But what drives this story isn’t the science, nor the events, nor the odd setting of the bottom of the Pacific, where bioluminescent creatures roam with giant scary fish. The real engine of this story is the cast of characters, each with their own flavor of psychosis and history of abuse. The rigors of life on the deep-sea station Beebe would drive you mad, so it helps if you were already pretty crazy when you got there.

The first three quarters of the novel were riveting, but the ending leaves you hanging. That’s not a major issue since this is the first of a series, but if you like your stories to have endings with everything neatly tied up, or you don’t have the patience to read the whole series, the ending might disappoint. But if you’re looking for a different kind of sci-fi series with absolutely fascinating characters, Starfish is a good place to start.

Buy Starfish by Peter Watts on Amazon

Book Review: Redshirts by John Scalzi

Star Trek fans will immediately recognize the tropes this hilarious book lampoons.

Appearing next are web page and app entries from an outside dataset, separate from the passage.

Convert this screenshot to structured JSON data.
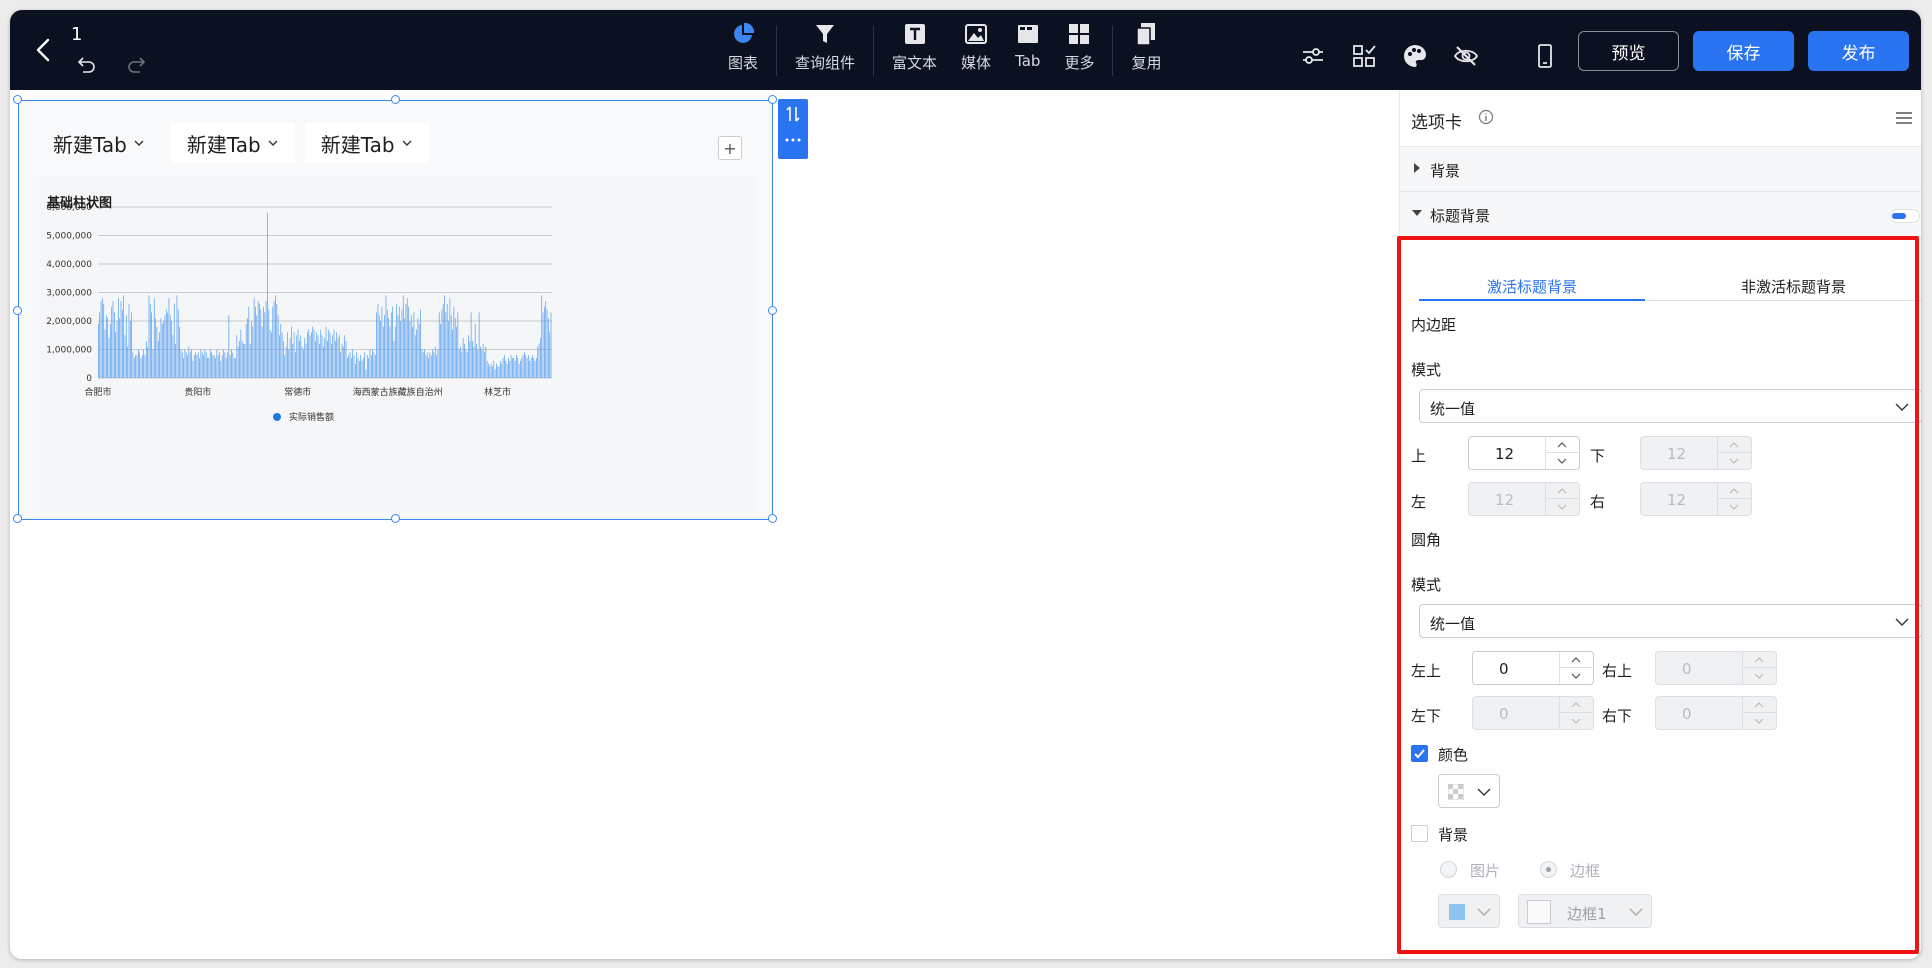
{
  "app": {
    "title": "1"
  },
  "toolbar": {
    "tools": [
      {
        "name": "chart",
        "label": "图表"
      },
      {
        "name": "query",
        "label": "查询组件"
      },
      {
        "name": "richtext",
        "label": "富文本"
      },
      {
        "name": "media",
        "label": "媒体"
      },
      {
        "name": "tab",
        "label": "Tab"
      },
      {
        "name": "more",
        "label": "更多"
      },
      {
        "name": "reuse",
        "label": "复用"
      }
    ],
    "preview_label": "预览",
    "save_label": "保存",
    "publish_label": "发布"
  },
  "canvas": {
    "tabs": [
      {
        "label": "新建Tab"
      },
      {
        "label": "新建Tab"
      },
      {
        "label": "新建Tab"
      }
    ],
    "add_tab_label": "+"
  },
  "chart_data": {
    "type": "bar",
    "title": "基础柱状图",
    "xlabel": "",
    "ylabel": "",
    "ylim": [
      0,
      6000000
    ],
    "y_ticks": [
      "6,000,000",
      "5,000,000",
      "4,000,000",
      "3,000,000",
      "2,000,000",
      "1,000,000",
      "0"
    ],
    "x_tick_labels": [
      "合肥市",
      "贵阳市",
      "常德市",
      "海西蒙古族藏族自治州",
      "林芝市"
    ],
    "legend": [
      "实际销售额"
    ],
    "legend_position": "bottom",
    "grid": true,
    "series": [
      {
        "name": "实际销售额",
        "color": "#5aa0ef",
        "values": [
          1900000,
          2300000,
          2700000,
          2800000,
          2600000,
          1700000,
          2200000,
          2100000,
          1400000,
          1900000,
          2500000,
          2700000,
          2300000,
          1600000,
          2000000,
          2800000,
          2100000,
          2700000,
          2400000,
          2900000,
          1500000,
          2200000,
          1100000,
          2600000,
          2000000,
          2300000,
          900000,
          700000,
          800000,
          800000,
          1000000,
          900000,
          700000,
          800000,
          1000000,
          800000,
          1300000,
          1100000,
          2900000,
          2600000,
          2300000,
          1000000,
          2800000,
          2100000,
          1800000,
          1300000,
          1600000,
          2100000,
          1900000,
          2000000,
          2200000,
          2400000,
          2300000,
          2800000,
          2200000,
          2000000,
          1500000,
          2600000,
          1200000,
          2900000,
          2400000,
          1800000,
          1000000,
          900000,
          700000,
          1000000,
          900000,
          800000,
          1100000,
          900000,
          1000000,
          600000,
          800000,
          900000,
          800000,
          900000,
          700000,
          1000000,
          900000,
          800000,
          1000000,
          900000,
          700000,
          700000,
          1000000,
          900000,
          800000,
          800000,
          700000,
          1000000,
          800000,
          900000,
          600000,
          800000,
          1000000,
          900000,
          700000,
          900000,
          2200000,
          800000,
          1000000,
          900000,
          700000,
          700000,
          1500000,
          1100000,
          1300000,
          1700000,
          1300000,
          1200000,
          1200000,
          1900000,
          2100000,
          2500000,
          1200000,
          2000000,
          1800000,
          2800000,
          2500000,
          2200000,
          2700000,
          2600000,
          2400000,
          1800000,
          2500000,
          2300000,
          2700000,
          5800000,
          2400000,
          1700000,
          1600000,
          2500000,
          2700000,
          2900000,
          2600000,
          2200000,
          1500000,
          1900000,
          1600000,
          1300000,
          800000,
          1100000,
          1600000,
          1000000,
          1400000,
          1800000,
          1200000,
          1600000,
          900000,
          1500000,
          1700000,
          1300000,
          1500000,
          1100000,
          1000000,
          1400000,
          1200000,
          1600000,
          1700000,
          1500000,
          1600000,
          1800000,
          1700000,
          1300000,
          1600000,
          1500000,
          1200000,
          1700000,
          1500000,
          1100000,
          1400000,
          1800000,
          1300000,
          1700000,
          1600000,
          1200000,
          1500000,
          1700000,
          1300000,
          1600000,
          1400000,
          1500000,
          900000,
          1200000,
          1100000,
          1500000,
          1300000,
          700000,
          800000,
          900000,
          700000,
          1000000,
          800000,
          500000,
          900000,
          700000,
          600000,
          800000,
          600000,
          700000,
          900000,
          300000,
          800000,
          700000,
          1000000,
          800000,
          1000000,
          900000,
          800000,
          2300000,
          2600000,
          2200000,
          2000000,
          2500000,
          1800000,
          2200000,
          2900000,
          2400000,
          2100000,
          1800000,
          2300000,
          2500000,
          1300000,
          1800000,
          2600000,
          2200000,
          2500000,
          2000000,
          2400000,
          2900000,
          2100000,
          2600000,
          2800000,
          2500000,
          2000000,
          2200000,
          1800000,
          2300000,
          1500000,
          1700000,
          2100000,
          1900000,
          2400000,
          1000000,
          900000,
          1000000,
          800000,
          900000,
          700000,
          900000,
          800000,
          1000000,
          900000,
          1100000,
          800000,
          1000000,
          2300000,
          1900000,
          2400000,
          2600000,
          2900000,
          2300000,
          2600000,
          2000000,
          2800000,
          2200000,
          1700000,
          2500000,
          2100000,
          1800000,
          2300000,
          1000000,
          1100000,
          900000,
          1400000,
          1200000,
          1000000,
          900000,
          1500000,
          1300000,
          2300000,
          1300000,
          1100000,
          1900000,
          1200000,
          1000000,
          2300000,
          1100000,
          1000000,
          1200000,
          900000,
          1100000,
          600000,
          500000,
          400000,
          500000,
          400000,
          600000,
          300000,
          500000,
          400000,
          400000,
          600000,
          500000,
          700000,
          800000,
          600000,
          500000,
          700000,
          600000,
          800000,
          700000,
          700000,
          600000,
          800000,
          700000,
          500000,
          600000,
          700000,
          800000,
          900000,
          800000,
          700000,
          800000,
          600000,
          700000,
          800000,
          700000,
          600000,
          700000,
          1100000,
          1200000,
          1400000,
          2900000,
          2300000,
          2500000,
          2700000,
          2400000,
          2100000,
          1600000,
          2300000
        ]
      }
    ]
  },
  "panel": {
    "title": "选项卡",
    "sections": {
      "background_label": "背景",
      "title_background_label": "标题背景"
    },
    "subtabs": {
      "active": "激活标题背景",
      "inactive": "非激活标题背景"
    },
    "padding": {
      "heading": "内边距",
      "mode_label": "模式",
      "mode_value": "统一值",
      "top_label": "上",
      "top_value": "12",
      "bottom_label": "下",
      "bottom_value": "12",
      "left_label": "左",
      "left_value": "12",
      "right_label": "右",
      "right_value": "12"
    },
    "radius": {
      "heading": "圆角",
      "mode_label": "模式",
      "mode_value": "统一值",
      "tl_label": "左上",
      "tl_value": "0",
      "tr_label": "右上",
      "tr_value": "0",
      "bl_label": "左下",
      "bl_value": "0",
      "br_label": "右下",
      "br_value": "0"
    },
    "color": {
      "label": "颜色",
      "checked": true
    },
    "background": {
      "label": "背景",
      "checked": false,
      "option_image": "图片",
      "option_border": "边框",
      "selected_option": "边框",
      "border_select_value": "边框1",
      "fill_color": "#8cc4ee"
    }
  },
  "colors": {
    "topbar_bg": "#0c1121",
    "accent": "#2a74f1",
    "highlight": "#ef1313"
  }
}
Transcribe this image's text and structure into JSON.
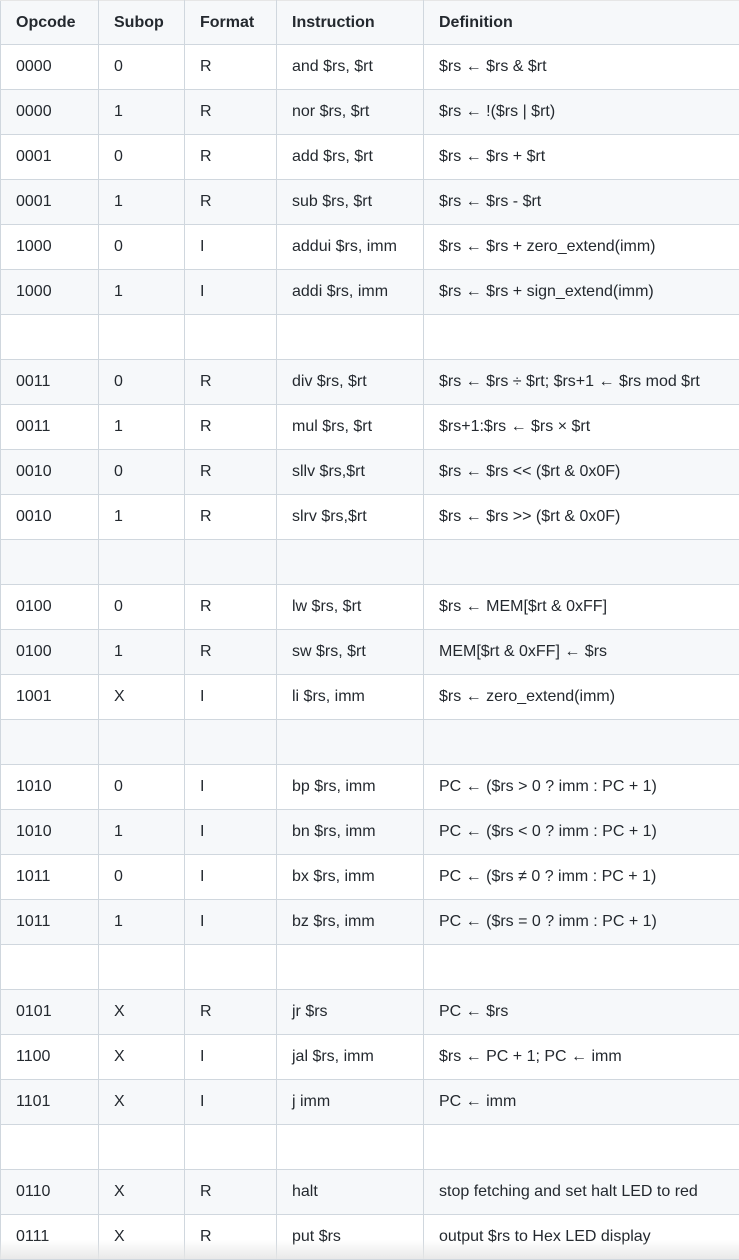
{
  "table": {
    "headers": [
      "Opcode",
      "Subop",
      "Format",
      "Instruction",
      "Definition"
    ],
    "rows": [
      [
        "0000",
        "0",
        "R",
        "and $rs, $rt",
        "$rs ← $rs & $rt"
      ],
      [
        "0000",
        "1",
        "R",
        "nor $rs, $rt",
        "$rs ← !($rs | $rt)"
      ],
      [
        "0001",
        "0",
        "R",
        "add $rs, $rt",
        "$rs ← $rs + $rt"
      ],
      [
        "0001",
        "1",
        "R",
        "sub $rs, $rt",
        "$rs ← $rs - $rt"
      ],
      [
        "1000",
        "0",
        "I",
        "addui $rs, imm",
        "$rs ← $rs + zero_extend(imm)"
      ],
      [
        "1000",
        "1",
        "I",
        "addi $rs, imm",
        "$rs ← $rs + sign_extend(imm)"
      ],
      [
        "",
        "",
        "",
        "",
        ""
      ],
      [
        "0011",
        "0",
        "R",
        "div $rs, $rt",
        "$rs ← $rs ÷ $rt; $rs+1 ← $rs mod $rt"
      ],
      [
        "0011",
        "1",
        "R",
        "mul $rs, $rt",
        "$rs+1:$rs ← $rs × $rt"
      ],
      [
        "0010",
        "0",
        "R",
        "sllv $rs,$rt",
        "$rs ← $rs << ($rt & 0x0F)"
      ],
      [
        "0010",
        "1",
        "R",
        "slrv $rs,$rt",
        "$rs ← $rs >> ($rt & 0x0F)"
      ],
      [
        "",
        "",
        "",
        "",
        ""
      ],
      [
        "0100",
        "0",
        "R",
        "lw $rs, $rt",
        "$rs ← MEM[$rt & 0xFF]"
      ],
      [
        "0100",
        "1",
        "R",
        "sw $rs, $rt",
        "MEM[$rt & 0xFF] ← $rs"
      ],
      [
        "1001",
        "X",
        "I",
        "li $rs, imm",
        "$rs ← zero_extend(imm)"
      ],
      [
        "",
        "",
        "",
        "",
        ""
      ],
      [
        "1010",
        "0",
        "I",
        "bp $rs, imm",
        "PC ← ($rs > 0 ? imm : PC + 1)"
      ],
      [
        "1010",
        "1",
        "I",
        "bn $rs, imm",
        "PC ← ($rs < 0 ? imm : PC + 1)"
      ],
      [
        "1011",
        "0",
        "I",
        "bx $rs, imm",
        "PC ← ($rs ≠ 0 ? imm : PC + 1)"
      ],
      [
        "1011",
        "1",
        "I",
        "bz $rs, imm",
        "PC ← ($rs = 0 ? imm : PC + 1)"
      ],
      [
        "",
        "",
        "",
        "",
        ""
      ],
      [
        "0101",
        "X",
        "R",
        "jr $rs",
        "PC ← $rs"
      ],
      [
        "1100",
        "X",
        "I",
        "jal $rs, imm",
        "$rs ← PC + 1; PC ← imm"
      ],
      [
        "1101",
        "X",
        "I",
        "j imm",
        "PC ← imm"
      ],
      [
        "",
        "",
        "",
        "",
        ""
      ],
      [
        "0110",
        "X",
        "R",
        "halt",
        "stop fetching and set halt LED to red"
      ],
      [
        "0111",
        "X",
        "R",
        "put $rs",
        "output $rs to Hex LED display"
      ]
    ]
  }
}
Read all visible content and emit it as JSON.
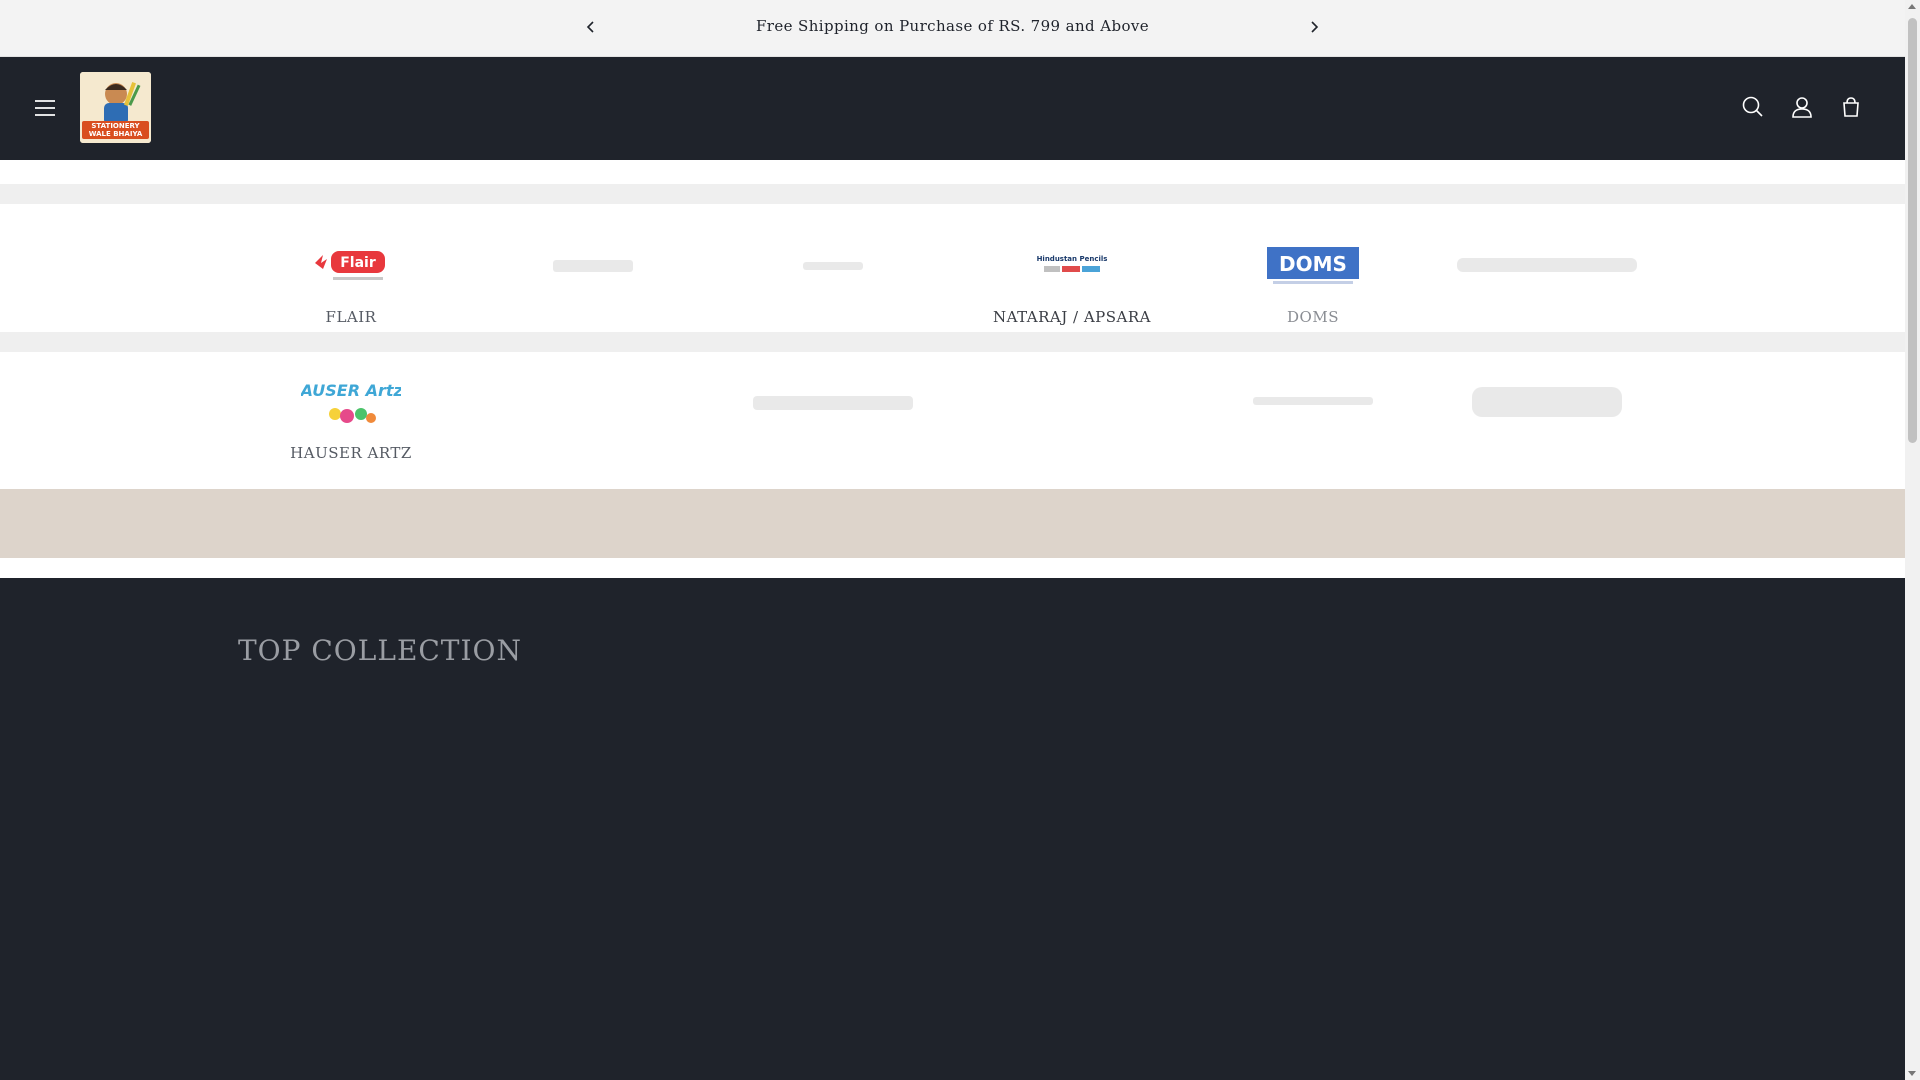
{
  "announcement": {
    "text": "Free Shipping on Purchase of RS. 799 and Above",
    "prev_icon": "chevron-left-icon",
    "next_icon": "chevron-right-icon"
  },
  "header": {
    "logo_text": "STATIONERY WALE BHAIYA",
    "menu_icon": "hamburger-icon",
    "icons": [
      "search-icon",
      "account-icon",
      "cart-icon"
    ]
  },
  "brands": {
    "row1": [
      {
        "name": "FLAIR",
        "logo_text": "Flair"
      },
      {
        "name": "",
        "logo_text": ""
      },
      {
        "name": "",
        "logo_text": ""
      },
      {
        "name": "NATARAJ / APSARA",
        "logo_text": "Hindustan Pencils"
      },
      {
        "name": "DOMS",
        "logo_text": "DOMS"
      },
      {
        "name": "",
        "logo_text": ""
      }
    ],
    "row2": [
      {
        "name": "HAUSER ARTZ",
        "logo_text": "HAUSER Artz"
      },
      {
        "name": "",
        "logo_text": ""
      },
      {
        "name": "",
        "logo_text": ""
      },
      {
        "name": "",
        "logo_text": ""
      },
      {
        "name": "",
        "logo_text": ""
      },
      {
        "name": "",
        "logo_text": ""
      }
    ]
  },
  "main": {
    "section_title": "TOP COLLECTION"
  },
  "colors": {
    "header_bg": "#1f232b",
    "announce_bg": "#f3f3f3",
    "cream_band": "#ddd4cb"
  }
}
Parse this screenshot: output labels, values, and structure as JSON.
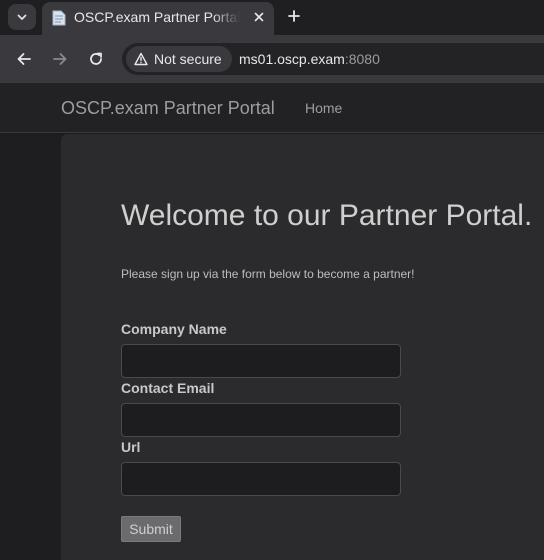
{
  "browser": {
    "tab": {
      "title": "OSCP.exam Partner Portal"
    },
    "security": {
      "text": "Not secure"
    },
    "url": {
      "host": "ms01.oscp.exam",
      "port": ":8080"
    }
  },
  "navbar": {
    "brand": "OSCP.exam Partner Portal",
    "home": "Home"
  },
  "main": {
    "heading": "Welcome to our Partner Portal.",
    "lead": "Please sign up via the form below to become a partner!",
    "form": {
      "company_label": "Company Name",
      "company_value": "",
      "email_label": "Contact Email",
      "email_value": "",
      "url_label": "Url",
      "url_value": "",
      "submit_label": "Submit"
    }
  }
}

But Scalzi, who worked as a consultant on another sci-fi show, performs the clever trick of combining parody with homage to the genre that has inspired so many authors and readers even through plot holes, questionable scientific basis, and cliché.

It was a treat to uncover the very “meta” nature of this sci-fi universe that borrows heavily from a few space-faring military TV shows. It all starts out as standard spaceship fare, but around the middle of the book the plot takes a very odd turn and we learn that this universe isn’t as real as the characters thought it was. The characters are likable and they regularly provide the kind of punchy dialogue Scalzi is known for, and they go on a weird adventure that eventually leads them to confront their “creator” and take control of their own fates.

Just when I was thinking that humorous parody was all this book had to offer, the final chapters surprised me with a stark change in tone. The book shifts to examine how the events of the main plot affected some seemingly insignificant characters and the results are poignant, dramatic, and even a little somber. The book’s final chapters solidify the book’s central theme: the “throwaway” characters can have rich and touching stories of their own in the hands of a resourceful writer.

Buy Redshirts on Amazon at: http://www.amazon.com/dp/0765334798